Select the lines of the records containing the word "kind" and list them.

Stored items from a collection:
- - - - - - -
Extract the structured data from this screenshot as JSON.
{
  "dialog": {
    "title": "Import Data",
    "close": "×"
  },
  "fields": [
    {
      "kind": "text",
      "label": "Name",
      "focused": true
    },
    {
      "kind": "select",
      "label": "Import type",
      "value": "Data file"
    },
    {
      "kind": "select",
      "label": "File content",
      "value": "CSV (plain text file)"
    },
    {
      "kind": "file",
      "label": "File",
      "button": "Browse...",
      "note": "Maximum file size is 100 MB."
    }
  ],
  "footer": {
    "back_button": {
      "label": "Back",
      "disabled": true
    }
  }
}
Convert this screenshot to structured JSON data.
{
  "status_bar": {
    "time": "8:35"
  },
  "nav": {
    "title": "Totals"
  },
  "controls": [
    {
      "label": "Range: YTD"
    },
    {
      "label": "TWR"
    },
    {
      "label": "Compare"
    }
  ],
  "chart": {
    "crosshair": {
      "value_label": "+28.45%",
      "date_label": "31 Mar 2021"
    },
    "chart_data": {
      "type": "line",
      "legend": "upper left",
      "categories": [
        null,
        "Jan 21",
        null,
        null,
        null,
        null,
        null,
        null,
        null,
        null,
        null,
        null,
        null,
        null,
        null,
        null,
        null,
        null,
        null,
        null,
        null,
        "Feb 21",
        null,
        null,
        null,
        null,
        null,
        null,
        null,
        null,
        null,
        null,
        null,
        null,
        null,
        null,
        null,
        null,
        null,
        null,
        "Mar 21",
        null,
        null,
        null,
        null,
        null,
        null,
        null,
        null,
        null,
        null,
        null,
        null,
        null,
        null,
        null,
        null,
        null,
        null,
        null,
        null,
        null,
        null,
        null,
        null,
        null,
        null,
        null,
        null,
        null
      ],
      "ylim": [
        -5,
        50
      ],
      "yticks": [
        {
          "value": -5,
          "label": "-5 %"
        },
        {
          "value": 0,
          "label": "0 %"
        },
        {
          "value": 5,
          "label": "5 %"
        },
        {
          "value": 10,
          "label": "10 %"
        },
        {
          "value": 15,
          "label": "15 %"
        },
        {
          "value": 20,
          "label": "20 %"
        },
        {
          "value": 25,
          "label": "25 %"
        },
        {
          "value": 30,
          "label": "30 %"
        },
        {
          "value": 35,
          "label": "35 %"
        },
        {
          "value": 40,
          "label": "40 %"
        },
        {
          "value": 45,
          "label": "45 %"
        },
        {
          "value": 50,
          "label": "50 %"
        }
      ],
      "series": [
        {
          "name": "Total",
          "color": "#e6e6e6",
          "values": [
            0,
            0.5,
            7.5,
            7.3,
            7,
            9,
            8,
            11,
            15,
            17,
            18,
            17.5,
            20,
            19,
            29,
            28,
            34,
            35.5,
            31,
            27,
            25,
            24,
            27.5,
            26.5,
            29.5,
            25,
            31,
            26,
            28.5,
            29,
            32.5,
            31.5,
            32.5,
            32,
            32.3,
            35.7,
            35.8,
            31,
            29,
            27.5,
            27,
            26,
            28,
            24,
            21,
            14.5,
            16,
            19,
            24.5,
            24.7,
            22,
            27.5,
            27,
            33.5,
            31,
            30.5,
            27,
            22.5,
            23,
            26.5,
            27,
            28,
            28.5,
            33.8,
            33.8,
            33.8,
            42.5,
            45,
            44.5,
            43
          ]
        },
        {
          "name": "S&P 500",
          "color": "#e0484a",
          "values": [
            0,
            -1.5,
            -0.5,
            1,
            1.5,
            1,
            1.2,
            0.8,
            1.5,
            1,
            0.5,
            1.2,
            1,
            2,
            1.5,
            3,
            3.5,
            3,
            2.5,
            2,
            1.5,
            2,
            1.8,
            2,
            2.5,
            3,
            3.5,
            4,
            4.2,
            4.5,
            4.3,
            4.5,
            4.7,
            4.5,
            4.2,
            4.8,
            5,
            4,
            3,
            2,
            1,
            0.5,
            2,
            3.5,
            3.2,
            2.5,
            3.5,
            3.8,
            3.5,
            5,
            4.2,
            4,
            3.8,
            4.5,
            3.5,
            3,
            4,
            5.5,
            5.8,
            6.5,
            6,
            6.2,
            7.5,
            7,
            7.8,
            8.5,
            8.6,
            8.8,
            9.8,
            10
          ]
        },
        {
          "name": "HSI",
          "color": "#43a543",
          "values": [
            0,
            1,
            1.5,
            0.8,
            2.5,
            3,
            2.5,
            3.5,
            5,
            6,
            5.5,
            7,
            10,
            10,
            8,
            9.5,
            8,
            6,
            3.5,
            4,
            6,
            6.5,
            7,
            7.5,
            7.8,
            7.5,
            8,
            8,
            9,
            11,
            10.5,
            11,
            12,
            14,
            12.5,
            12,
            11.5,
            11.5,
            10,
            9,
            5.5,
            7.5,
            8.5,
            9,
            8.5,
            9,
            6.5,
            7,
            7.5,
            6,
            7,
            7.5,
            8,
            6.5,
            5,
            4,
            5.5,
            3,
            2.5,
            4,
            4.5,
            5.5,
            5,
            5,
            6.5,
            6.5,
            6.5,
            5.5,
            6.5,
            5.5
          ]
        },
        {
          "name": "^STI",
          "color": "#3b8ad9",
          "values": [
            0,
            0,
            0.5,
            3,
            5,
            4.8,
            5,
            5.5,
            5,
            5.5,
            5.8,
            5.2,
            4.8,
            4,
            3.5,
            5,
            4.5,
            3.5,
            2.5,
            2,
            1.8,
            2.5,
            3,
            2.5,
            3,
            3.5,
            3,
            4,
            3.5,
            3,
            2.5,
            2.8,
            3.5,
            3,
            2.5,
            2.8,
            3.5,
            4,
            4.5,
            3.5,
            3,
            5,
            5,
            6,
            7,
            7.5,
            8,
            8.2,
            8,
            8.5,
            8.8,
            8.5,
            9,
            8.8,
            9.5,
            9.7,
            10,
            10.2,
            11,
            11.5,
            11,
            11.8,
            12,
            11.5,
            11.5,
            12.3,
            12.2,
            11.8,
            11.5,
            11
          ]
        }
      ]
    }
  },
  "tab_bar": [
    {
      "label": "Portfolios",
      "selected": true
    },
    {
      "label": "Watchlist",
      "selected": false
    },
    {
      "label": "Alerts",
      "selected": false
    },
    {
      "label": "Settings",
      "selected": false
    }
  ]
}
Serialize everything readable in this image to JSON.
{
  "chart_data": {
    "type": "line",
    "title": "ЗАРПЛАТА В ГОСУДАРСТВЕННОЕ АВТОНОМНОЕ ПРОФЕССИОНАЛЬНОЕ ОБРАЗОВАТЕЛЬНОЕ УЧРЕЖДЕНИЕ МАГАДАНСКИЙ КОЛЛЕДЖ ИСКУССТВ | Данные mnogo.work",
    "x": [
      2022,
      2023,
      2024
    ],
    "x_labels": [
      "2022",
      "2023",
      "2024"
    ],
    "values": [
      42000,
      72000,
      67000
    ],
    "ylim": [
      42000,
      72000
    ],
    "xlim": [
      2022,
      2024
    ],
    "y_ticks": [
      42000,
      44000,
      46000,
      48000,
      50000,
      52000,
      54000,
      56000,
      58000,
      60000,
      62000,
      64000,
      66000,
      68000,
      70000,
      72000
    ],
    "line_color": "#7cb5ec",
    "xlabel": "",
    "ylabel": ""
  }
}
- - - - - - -
■ **Task output**
      "kind": "text",
      "kind": "select",
      "kind": "select",
      "kind": "file",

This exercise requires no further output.